Is a Venus Fly Trap animate or inanimate? I'm actually still not sure which verb to use.

Newest Hair Trend from Tokyo

Besides promoting world peace through shared popular culture and Hello Kitty bento boxes, I consider it my mission to try to help our readers categorize and understand this wonderful country called Japan as best I can. This can be a challenge since it is such a chaotic place, and we're never sure what new and interesting thing will come along next. The newest trend among fashionable females is called "mori hair," from the Japanese word moru, meaning to pile on (as in, to pile food onto a plate), and it describes women with hair that's lifted off the head so that it looks thick and luxurious. While the original gyaru-esque fashion style can be said to have gotten its start with the rise of J-POP diva Namie Amuro and her "Amullers" (that is, Amuro with -ers on the end, referring to the generation of girls who copied her style), this more refined look takes its cues from Japan's "cabaret clubs," hostess bars where extremely glamorous women will pour drinks for men, and is related to the Little Devil Ageha school of Tokyo street fashion. Of course, you can follow these and other hot trends in Tokyo by checking out the fashion magazines that J-List sells by convenient revolving subscription. Since you never have to pay in advance for the issues (although you have that option if you want), you can cancel or change magazines at any time. Individual issues are often available too.

"Cele-up" your look with mori-hair, which means to act more like a celebrity.

Himiko, Ancient Queen of Japan

Japan's archeology world is buzzing after evidence that an ancient burial mound near Nara may have contained Queen Himiko, the legendary early ruler of Japan. According to Chinese records including the famous Legend of Three Kingdoms, Himiko was the queen of a land called Yamatai in the nation of Wa (the oldest Chinese name for Japan), a mysterious sorceress who could use magic to foretell the future, and who was waited on by 1,000 female attendants, and one male one. She's celebrated in popular culture in many ways today, including an anime and manga series by OH! Great. Now a 280-meter "keyhole type" burial mound has been successfully dated to around the year 248 A.D., the year of Himiko's death, indicating that it may have been the actual resting place for the legendary ruler. Sadly, it's like likely that we'll never know for sure if the burial mound did contain Himiko or not. The exact location of Yamatai isn't known, and scholars debate whether it was located near Nara or instead in the Kyushu area, with each region loudly insisting that it is the location of the ancient kingdom, no doubt so they can sell little boxes of Himiko-themed cakes to tourists.
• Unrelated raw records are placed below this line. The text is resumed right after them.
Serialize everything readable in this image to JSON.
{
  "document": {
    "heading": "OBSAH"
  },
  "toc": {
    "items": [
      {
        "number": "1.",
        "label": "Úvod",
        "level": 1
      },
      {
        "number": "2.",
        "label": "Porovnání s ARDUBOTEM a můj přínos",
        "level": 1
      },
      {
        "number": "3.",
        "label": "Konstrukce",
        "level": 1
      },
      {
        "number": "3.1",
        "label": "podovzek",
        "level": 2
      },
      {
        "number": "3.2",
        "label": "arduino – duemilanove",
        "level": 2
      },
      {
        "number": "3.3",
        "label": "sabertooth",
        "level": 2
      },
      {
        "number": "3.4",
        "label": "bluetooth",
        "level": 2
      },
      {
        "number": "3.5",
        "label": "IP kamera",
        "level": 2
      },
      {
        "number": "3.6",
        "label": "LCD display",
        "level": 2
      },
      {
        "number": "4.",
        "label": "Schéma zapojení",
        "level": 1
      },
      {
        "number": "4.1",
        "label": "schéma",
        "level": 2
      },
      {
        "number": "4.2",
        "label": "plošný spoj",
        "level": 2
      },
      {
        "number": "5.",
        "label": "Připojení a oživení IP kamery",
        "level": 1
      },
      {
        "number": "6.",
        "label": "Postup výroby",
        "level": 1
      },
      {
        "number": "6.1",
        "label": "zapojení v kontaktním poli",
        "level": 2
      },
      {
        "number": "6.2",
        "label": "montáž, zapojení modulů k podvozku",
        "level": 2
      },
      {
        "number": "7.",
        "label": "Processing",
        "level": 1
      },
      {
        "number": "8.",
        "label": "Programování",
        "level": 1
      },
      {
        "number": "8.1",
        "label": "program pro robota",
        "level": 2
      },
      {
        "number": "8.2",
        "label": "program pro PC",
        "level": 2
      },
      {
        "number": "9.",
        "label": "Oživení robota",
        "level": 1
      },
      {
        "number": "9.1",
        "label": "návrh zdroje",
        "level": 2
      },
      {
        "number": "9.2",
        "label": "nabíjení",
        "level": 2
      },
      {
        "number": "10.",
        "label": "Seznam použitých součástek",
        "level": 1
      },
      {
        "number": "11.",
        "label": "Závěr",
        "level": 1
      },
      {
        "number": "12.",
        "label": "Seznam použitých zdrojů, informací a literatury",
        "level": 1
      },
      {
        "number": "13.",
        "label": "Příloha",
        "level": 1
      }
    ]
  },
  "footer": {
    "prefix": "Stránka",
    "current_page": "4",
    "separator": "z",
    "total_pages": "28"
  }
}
The city of Saga, in Kyushu, even went so far as to create a replica of a 3rd-century Japanese village for visitors to explore, in order to cement its claim as the birthplace of culture in Japan in the minds of people.

Himiko is the legendary early ruler of Japan during the Yayoi Period.